Toledo’s pothole craters create misery for motorists

3/1/2013
BY IGNAZIO MESSINA
BLADE STAFF WRITER
A car hits one of the deep potholes just off the Washington Street exit on southbound I-75 in Toledo. This winter has been hard on the roads.
A car hits one of the deep potholes just off the Washington Street exit on southbound I-75 in Toledo. This winter has been hard on the roads.

That was not the surface of the moon.

It was Secor Road in West Toledo and also Collingwood Boulevard in the heart of the Old West End.

Both streets are among the many marred by the predictable plague that strikes roadways every winter: potholes.

A pothole on I-75 northbound near downtown took out at least 10 vehicles Thursday morning, including one tractor-trailer rig, Toledo police Sgt. Joe Heffernan said.

“It was a huge pothole in the center lane,” he said.

Police were called out at 8:34 a.m. after a car was disabled on the highway with a flat tire.

About 30 minutes later, eight more vehicles and the truck were disabled after driving over the gaping hole.

The Ohio Department of Transportation responded and filled in the hole.

David Pratt, Toledo’s commissioner of streets, bridges, and harbor, said the city filled in 51,000 potholes last year — down 10,000 from the previous year because of a more aggressive crack-sealing program.
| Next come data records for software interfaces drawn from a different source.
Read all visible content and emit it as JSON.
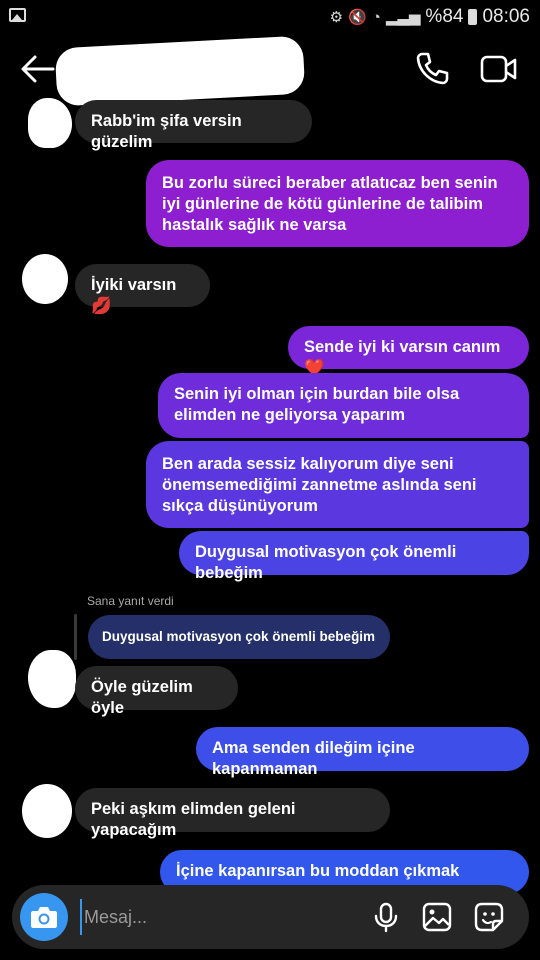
{
  "status_bar": {
    "battery": "%84",
    "time": "08:06"
  },
  "messages": [
    {
      "text": "Rabb'im şifa versin güzelim",
      "direction": "in"
    },
    {
      "text": "Bu zorlu süreci beraber atlatıcaz ben senin iyi günlerine de kötü günlerine de talibim hastalık sağlık ne varsa",
      "direction": "out"
    },
    {
      "text": "İyiki varsın 💋",
      "direction": "in"
    },
    {
      "text": "Sende iyi ki varsın canım ❤️",
      "direction": "out"
    },
    {
      "text": "Senin iyi olman için burdan bile olsa elimden ne geliyorsa yaparım",
      "direction": "out"
    },
    {
      "text": "Ben arada sessiz kalıyorum diye seni önemsemediğimi zannetme aslında seni sıkça düşünüyorum",
      "direction": "out"
    },
    {
      "text": "Duygusal motivasyon çok önemli bebeğim",
      "direction": "out"
    },
    {
      "text": "Öyle güzelim öyle",
      "direction": "in"
    },
    {
      "text": "Ama senden dileğim içine kapanmaman",
      "direction": "out"
    },
    {
      "text": "Peki aşkım elimden geleni yapacağım",
      "direction": "in"
    },
    {
      "text": "İçine kapanırsan bu moddan çıkmak zorlaşır",
      "direction": "out"
    }
  ],
  "reply": {
    "label": "Sana yanıt verdi",
    "quoted_text": "Duygusal motivasyon çok önemli bebeğim"
  },
  "composer": {
    "placeholder": "Mesaj..."
  },
  "colors": {
    "accent": "#3797f0",
    "incoming_bubble": "#262626",
    "outgoing_top": "#8d1fd0",
    "outgoing_bottom": "#3257ec"
  },
  "icons": [
    "back-arrow-icon",
    "phone-icon",
    "video-call-icon",
    "camera-icon",
    "microphone-icon",
    "gallery-icon",
    "sticker-icon"
  ]
}
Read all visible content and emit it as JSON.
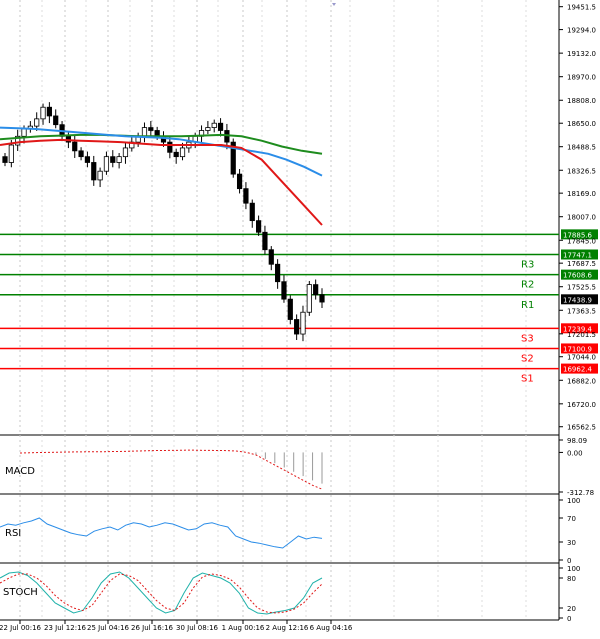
{
  "chart_data": {
    "type": "candlestick",
    "main": {
      "y_ticks": [
        19451.5,
        19294.0,
        19132.0,
        18970.0,
        18808.0,
        18650.0,
        18488.5,
        18326.5,
        18169.0,
        18007.0,
        17845.0,
        17687.5,
        17525.5,
        17363.5,
        17201.5,
        17044.0,
        16882.0,
        16720.0,
        16562.5
      ],
      "ylim": [
        16540,
        19470
      ],
      "last_price": "17438.9",
      "levels": [
        {
          "value": 17885.6,
          "label": "17885.6",
          "name": "",
          "color": "#008000"
        },
        {
          "value": 17747.1,
          "label": "17747.1",
          "name": "R3",
          "color": "#008000"
        },
        {
          "value": 17608.6,
          "label": "17608.6",
          "name": "R2",
          "color": "#008000"
        },
        {
          "value": 17470.0,
          "label": "",
          "name": "R1",
          "color": "#008000"
        },
        {
          "value": 17239.4,
          "label": "17239.4",
          "name": "S3",
          "color": "#ff0000"
        },
        {
          "value": 17100.9,
          "label": "17100.9",
          "name": "S2",
          "color": "#ff0000"
        },
        {
          "value": 16962.4,
          "label": "16962.4",
          "name": "S1",
          "color": "#ff0000"
        }
      ],
      "candles_close": [
        18380,
        18500,
        18560,
        18610,
        18630,
        18680,
        18760,
        18700,
        18640,
        18560,
        18520,
        18460,
        18420,
        18380,
        18260,
        18320,
        18420,
        18380,
        18420,
        18480,
        18520,
        18560,
        18620,
        18600,
        18560,
        18520,
        18450,
        18420,
        18480,
        18520,
        18560,
        18600,
        18620,
        18650,
        18600,
        18520,
        18300,
        18200,
        18100,
        17980,
        17900,
        17780,
        17680,
        17560,
        17440,
        17300,
        17200,
        17350,
        17540,
        17470,
        17420
      ],
      "ma_blue": [
        18620,
        18615,
        18610,
        18600,
        18590,
        18580,
        18570,
        18560,
        18555,
        18550,
        18540,
        18520,
        18500,
        18480,
        18460,
        18440,
        18400,
        18350,
        18290
      ],
      "ma_red": [
        18500,
        18520,
        18530,
        18535,
        18530,
        18525,
        18520,
        18510,
        18500,
        18500,
        18500,
        18500,
        18480,
        18400,
        18250,
        18100,
        17950
      ],
      "ma_green": [
        18540,
        18550,
        18560,
        18565,
        18570,
        18570,
        18565,
        18560,
        18560,
        18560,
        18565,
        18570,
        18560,
        18530,
        18490,
        18460,
        18440
      ]
    },
    "x_ticks": [
      "22 Jul 00:16",
      "23 Jul 12:16",
      "25 Jul 04:16",
      "26 Jul 16:16",
      "30 Jul 08:16",
      "1 Aug 00:16",
      "2 Aug 12:16",
      "6 Aug 04:16"
    ],
    "macd": {
      "name": "MACD",
      "y_ticks": [
        98.09,
        0.0,
        -312.78
      ],
      "signal": [
        -5,
        -3,
        -1,
        0,
        2,
        3,
        4,
        5,
        6,
        6,
        7,
        8,
        10,
        12,
        14,
        15,
        16,
        17,
        18,
        17,
        16,
        15,
        14,
        10,
        0,
        -20,
        -60,
        -100,
        -140,
        -180,
        -220,
        -260,
        -290
      ]
    },
    "rsi": {
      "name": "RSI",
      "y_ticks": [
        100,
        70,
        30,
        0
      ],
      "values": [
        55,
        60,
        58,
        62,
        65,
        70,
        60,
        55,
        50,
        45,
        42,
        40,
        48,
        52,
        55,
        50,
        58,
        62,
        60,
        55,
        58,
        62,
        60,
        55,
        50,
        52,
        60,
        62,
        58,
        55,
        40,
        35,
        30,
        28,
        25,
        22,
        20,
        30,
        40,
        35,
        38,
        36
      ]
    },
    "stoch": {
      "name": "STOCH",
      "y_ticks": [
        100,
        80,
        20,
        0
      ],
      "k": [
        80,
        90,
        92,
        85,
        70,
        50,
        30,
        20,
        10,
        15,
        40,
        70,
        88,
        92,
        80,
        60,
        40,
        20,
        10,
        15,
        50,
        80,
        90,
        85,
        80,
        70,
        50,
        20,
        10,
        8,
        12,
        15,
        20,
        40,
        70,
        80
      ],
      "d": [
        70,
        80,
        88,
        88,
        80,
        65,
        45,
        30,
        20,
        15,
        25,
        50,
        75,
        88,
        85,
        75,
        55,
        35,
        20,
        15,
        30,
        60,
        82,
        88,
        85,
        78,
        62,
        40,
        20,
        12,
        10,
        12,
        18,
        30,
        50,
        68
      ]
    }
  }
}
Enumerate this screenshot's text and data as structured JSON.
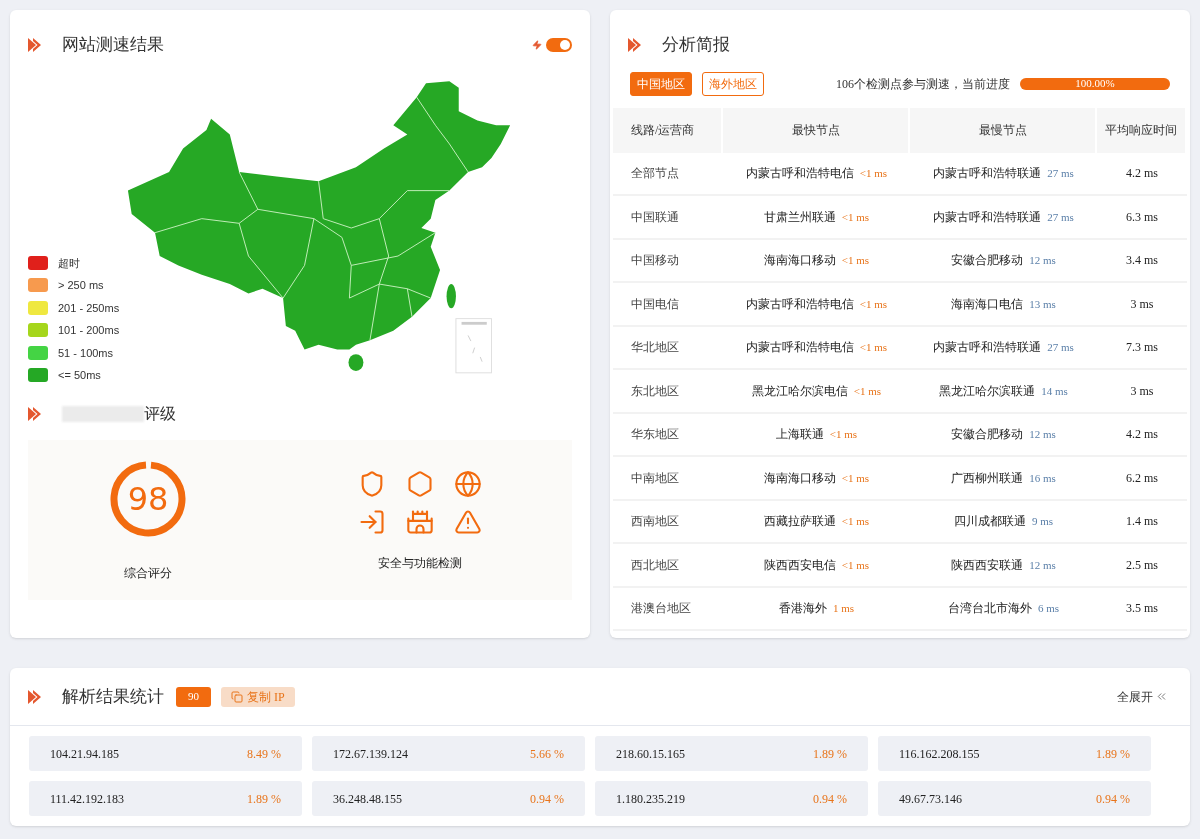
{
  "speed_panel": {
    "title": "网站测速结果",
    "toggle": {
      "on": true
    },
    "legend": [
      {
        "label": "超时",
        "color": "#e0201b"
      },
      {
        "label": "> 250 ms",
        "color": "#f79a4e"
      },
      {
        "label": "201 - 250ms",
        "color": "#efe840"
      },
      {
        "label": "101 - 200ms",
        "color": "#a5d61c"
      },
      {
        "label": "51 - 100ms",
        "color": "#44d444"
      },
      {
        "label": "<= 50ms",
        "color": "#25a825"
      }
    ]
  },
  "rating_panel": {
    "title": "评级",
    "score": {
      "value": "98",
      "label": "综合评分"
    },
    "security_label": "安全与功能检测"
  },
  "analysis_panel": {
    "title": "分析简报",
    "tabs": [
      {
        "label": "中国地区",
        "selected": true
      },
      {
        "label": "海外地区",
        "selected": false
      }
    ],
    "progress": {
      "text": "106个检测点参与测速，当前进度",
      "level": 1.0,
      "reading": "100.00%"
    },
    "table": {
      "columns": [
        "线路/运营商",
        "最快节点",
        "最慢节点",
        "平均响应时间"
      ],
      "rows": [
        {
          "line": "全部节点",
          "fastest": "内蒙古呼和浩特电信",
          "fastest_time": "<1 ms",
          "slowest": "内蒙古呼和浩特联通",
          "slowest_time": "27 ms",
          "average": "4.2 ms"
        },
        {
          "line": "中国联通",
          "fastest": "甘肃兰州联通",
          "fastest_time": "<1 ms",
          "slowest": "内蒙古呼和浩特联通",
          "slowest_time": "27 ms",
          "average": "6.3 ms"
        },
        {
          "line": "中国移动",
          "fastest": "海南海口移动",
          "fastest_time": "<1 ms",
          "slowest": "安徽合肥移动",
          "slowest_time": "12 ms",
          "average": "3.4 ms"
        },
        {
          "line": "中国电信",
          "fastest": "内蒙古呼和浩特电信",
          "fastest_time": "<1 ms",
          "slowest": "海南海口电信",
          "slowest_time": "13 ms",
          "average": "3 ms"
        },
        {
          "line": "华北地区",
          "fastest": "内蒙古呼和浩特电信",
          "fastest_time": "<1 ms",
          "slowest": "内蒙古呼和浩特联通",
          "slowest_time": "27 ms",
          "average": "7.3 ms"
        },
        {
          "line": "东北地区",
          "fastest": "黑龙江哈尔滨电信",
          "fastest_time": "<1 ms",
          "slowest": "黑龙江哈尔滨联通",
          "slowest_time": "14 ms",
          "average": "3 ms"
        },
        {
          "line": "华东地区",
          "fastest": "上海联通",
          "fastest_time": "<1 ms",
          "slowest": "安徽合肥移动",
          "slowest_time": "12 ms",
          "average": "4.2 ms"
        },
        {
          "line": "中南地区",
          "fastest": "海南海口移动",
          "fastest_time": "<1 ms",
          "slowest": "广西柳州联通",
          "slowest_time": "16 ms",
          "average": "6.2 ms"
        },
        {
          "line": "西南地区",
          "fastest": "西藏拉萨联通",
          "fastest_time": "<1 ms",
          "slowest": "四川成都联通",
          "slowest_time": "9 ms",
          "average": "1.4 ms"
        },
        {
          "line": "西北地区",
          "fastest": "陕西西安电信",
          "fastest_time": "<1 ms",
          "slowest": "陕西西安联通",
          "slowest_time": "12 ms",
          "average": "2.5 ms"
        },
        {
          "line": "港澳台地区",
          "fastest": "香港海外",
          "fastest_time": "1 ms",
          "slowest": "台湾台北市海外",
          "slowest_time": "6 ms",
          "average": "3.5 ms"
        }
      ]
    }
  },
  "resolve_panel": {
    "title": "解析结果统计",
    "count": "90",
    "copy_button": "复制 IP",
    "expand_link": "全展开",
    "ips": [
      {
        "ip": "104.21.94.185",
        "share": "8.49 %"
      },
      {
        "ip": "172.67.139.124",
        "share": "5.66 %"
      },
      {
        "ip": "218.60.15.165",
        "share": "1.89 %"
      },
      {
        "ip": "116.162.208.155",
        "share": "1.89 %"
      },
      {
        "ip": "111.42.192.183",
        "share": "1.89 %"
      },
      {
        "ip": "36.248.48.155",
        "share": "0.94 %"
      },
      {
        "ip": "1.180.235.219",
        "share": "0.94 %"
      },
      {
        "ip": "49.67.73.146",
        "share": "0.94 %"
      }
    ]
  }
}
“It’s not common in brand-new streets but sometimes if there is a bad seam or joint and moisture gets underneath, it’s pretty much game over once that gap forms and traffic drives over it,” Mr. Pratt said.

It’s hard to miss the potholes this season, he acknowledged.

Toledo Police officer James Mrkva helps Bethany Pavy change a tire. She said she hit a big pothole the previous night and did not realize it flattened her tire until another motorist flagged her down in her morning commute. This winter's freezing and thawing has left many city streets pockmarked.
Toledo Police officer James Mrkva helps Bethany Pavy change a tire. She said she hit a big pothole the previous night and did not realize it flattened her tire until another motorist flagged her down in her morning commute. This winter's freezing and thawing has left many city streets pockmarked.

“This has been a perfect season for potholes with the number of freeze/thaw cycles,” Mr. Pratt said. “It would thaw, then it would rain, and then it would freeze again. That’s the scenario.”

So far this season, Toledo crews have filled in 7,900 potholes. Across the city many streets still need substantial repair.

The holes are taking a toll on vehicles.

Gerry Holman, who works at Tireman Auto Service Centers, 3159 King Rd., said he’s seen lots of dismayed motorists this winter with damaged vehicles and flat tires from pothole encounters.

“We see a lot of bent wheels, tires with impact bulges in them — it’s nothing out of the ordinary,” Mr. Holman said. “Usually after the plow trucks have hit the roads after the snow and salt — that’s when the roads start to crumble.”

New rims can cost $300 to $800 each for higher-end cars, while rims for economy cars start at about $100, he said.

Some of the city’s worst streets are to be repaved this year under the annual street reconstruction program.

Toledo Mayor Mike Bell’s capital improvements budget sets aside funding for paving 51 miles of road lanes.

The budget allocated $21 million, which doesn’t include money from state and federal matching grants. An additional 10 lane miles are to be repaved in 2013 with money from previous years’ budgets.

Since November, ODOT statewide has used 13,544 tons of patch to fill in potholes. Toledo generally uses “cold patch” during the winter to fill in the thousands of holes. ODOT uses several tools to combat potholes, including asphalt reclaimers, dura-patchers, hot-mix patch, and cold patch.

Theresa Pollick, an ODOT spokesman in Bowling Green, said crews are out all winter filling holes. “Snow, ice, and rain seeps into the pores and small cracks of roadway surfaces,” Ms. Pollick said. 

“Once the water gets into the road, then freezes, it can cause the pavement to be stressed, to expand, and to displace paving material. Sunlight and friction from vehicle tires create varying temperatures that keep the damaging freeze/thaw cycle in motion.”

Contact Ignazio Messina at: imessina@theblade.com, or 419-724-6171, or on Twitter @IgnazioMessina.